Amid renewed concerns about the Affordable Care Act, critics remain skeptical about whether the law's individual mandate penalty provides sufficient incentive to compel individuals to buy health insurance.
Starting in 2016, the penalty for remaining uninsured jumped up from $325 per adult or 2 percent of household income to $695 per adult or 2.5 percent of household income. Preliminary figures from the IRS show that for tax returns filed in April 2016, 5.6 million returns included penalties averaging $442, the New York Times reports.
The rationale behind paying the IRS instead of health insurers is simple economics: “The penalty would be less than two months of premiums,” Atlanta-based business consultant William Weber told the NYT.
Still, it’s a risky choice: Weber said he hopes that he, his wife, and his two kids don’t experience a major medical emergency next year. An estimated 43 percent of the 27 million uninsured individuals are eligible for financial help to buy health plans, FierceHealthPayer has reported.

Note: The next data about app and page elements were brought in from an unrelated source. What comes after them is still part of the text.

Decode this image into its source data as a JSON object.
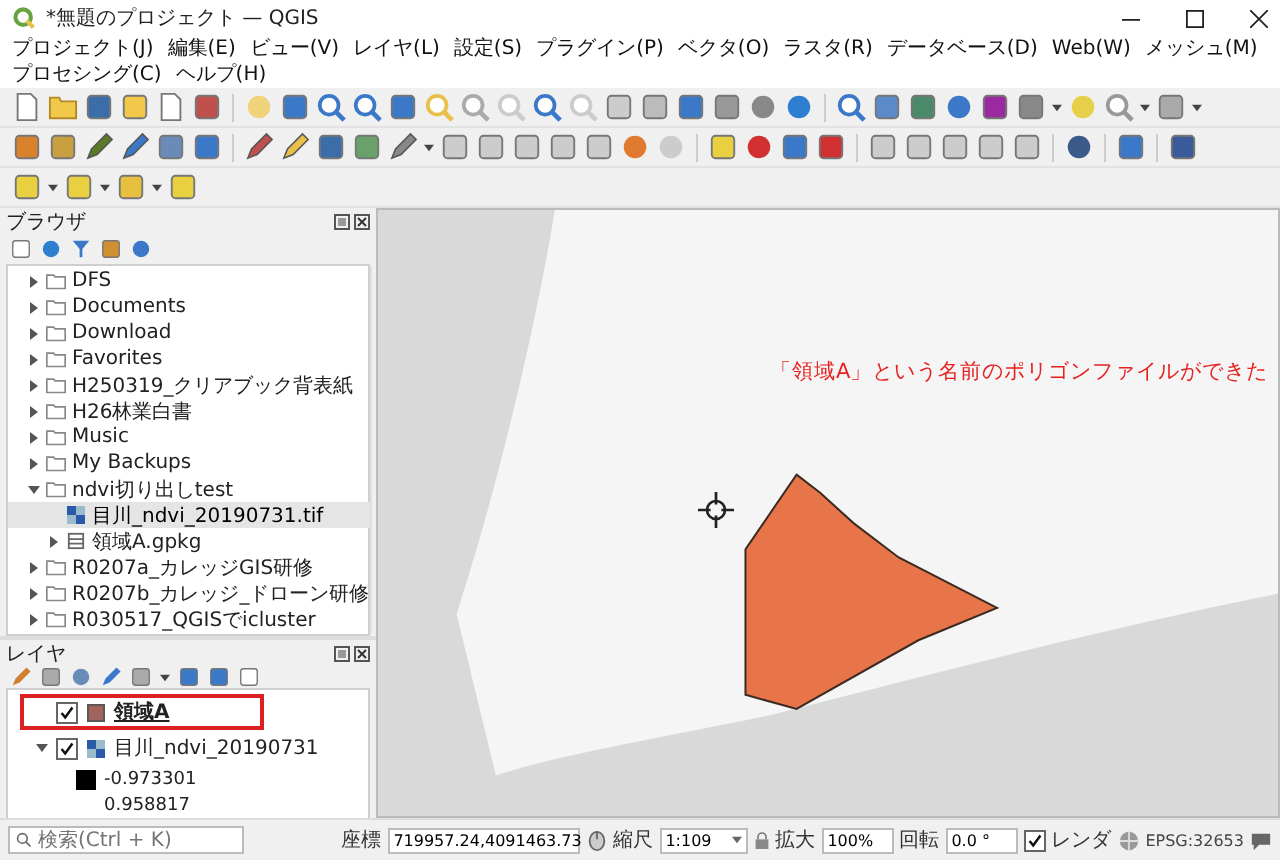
{
  "window": {
    "title": "*無題のプロジェクト — QGIS"
  },
  "menu": [
    "プロジェクト(J)",
    "編集(E)",
    "ビュー(V)",
    "レイヤ(L)",
    "設定(S)",
    "プラグイン(P)",
    "ベクタ(O)",
    "ラスタ(R)",
    "データベース(D)",
    "Web(W)",
    "メッシュ(M)",
    "プロセシング(C)",
    "ヘルプ(H)"
  ],
  "browser": {
    "title": "ブラウザ",
    "items": [
      {
        "label": "DFS",
        "kind": "folder",
        "expanded": false,
        "selected": false
      },
      {
        "label": "Documents",
        "kind": "folder",
        "expanded": false,
        "selected": false
      },
      {
        "label": "Download",
        "kind": "folder",
        "expanded": false,
        "selected": false
      },
      {
        "label": "Favorites",
        "kind": "folder",
        "expanded": false,
        "selected": false
      },
      {
        "label": "H250319_クリアブック背表紙",
        "kind": "folder",
        "expanded": false,
        "selected": false
      },
      {
        "label": "H26林業白書",
        "kind": "folder",
        "expanded": false,
        "selected": false
      },
      {
        "label": "Music",
        "kind": "folder",
        "expanded": false,
        "selected": false
      },
      {
        "label": "My Backups",
        "kind": "folder",
        "expanded": false,
        "selected": false
      },
      {
        "label": "ndvi切り出しtest",
        "kind": "folder",
        "expanded": true,
        "selected": false,
        "children": [
          {
            "label": "目川_ndvi_20190731.tif",
            "kind": "raster",
            "selected": true
          },
          {
            "label": "領域A.gpkg",
            "kind": "geopackage",
            "expanded": false,
            "selected": false
          }
        ]
      },
      {
        "label": "R0207a_カレッジGIS研修",
        "kind": "folder",
        "expanded": false,
        "selected": false
      },
      {
        "label": "R0207b_カレッジ_ドローン研修",
        "kind": "folder",
        "expanded": false,
        "selected": false
      },
      {
        "label": "R030517_QGISでicluster",
        "kind": "folder",
        "expanded": false,
        "selected": false
      }
    ]
  },
  "layers": {
    "title": "レイヤ",
    "items": [
      {
        "name": "領域A",
        "kind": "vector",
        "checked": true,
        "selected": true,
        "highlighted": true
      },
      {
        "name": "目川_ndvi_20190731",
        "kind": "raster",
        "checked": true,
        "selected": false,
        "highlighted": false,
        "expanded": true,
        "legend": [
          "-0.973301",
          "0.958817"
        ]
      }
    ]
  },
  "map": {
    "annotation": "「領域A」という名前のポリゴンファイルができた"
  },
  "status_bar": {
    "search": {
      "placeholder": "検索(Ctrl + K)"
    },
    "coordinate_label": "座標",
    "coordinate": "719957.24,4091463.73",
    "scale_label": "縮尺",
    "scale": "1:109",
    "magnifier_label": "拡大",
    "magnifier": "100%",
    "rotation_label": "回転",
    "rotation": "0.0 °",
    "render": {
      "label": "レンダ",
      "checked": true
    },
    "crs": "EPSG:32653"
  }
}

One alternative to the current policy is to increase the penalties. Jonathan Gruber, a central architect of the healthcare reform law, said a larger penalty is “probably the most important thing” experts would agree on to solve the issue, The Hill reports.
Such a policy shift has its own critics: Consumer advocates argue higher penalties would need to accompany greater financial assistance to buy health plans, according to the Times article.
On a broader scale, consumers are more preoccupied with reducing prescription drug prices and ensuring health plans offer adequate provider networks than they are with rolling back the ACA, according to a new Kaiser Family Foundation poll. Among Democrats, Republicans and independents, 63 percent think reducing drug prices should be the biggest healthcare priority in 2017, while 37 percent think repealing the ACA should be the top priority.
Meanwhile, the political war over the ACA isn’t likely to go away soon: 54 percent of likely voters say the healthcare reform law is working poorly, according to a joint Politico-Harvard school of public health poll.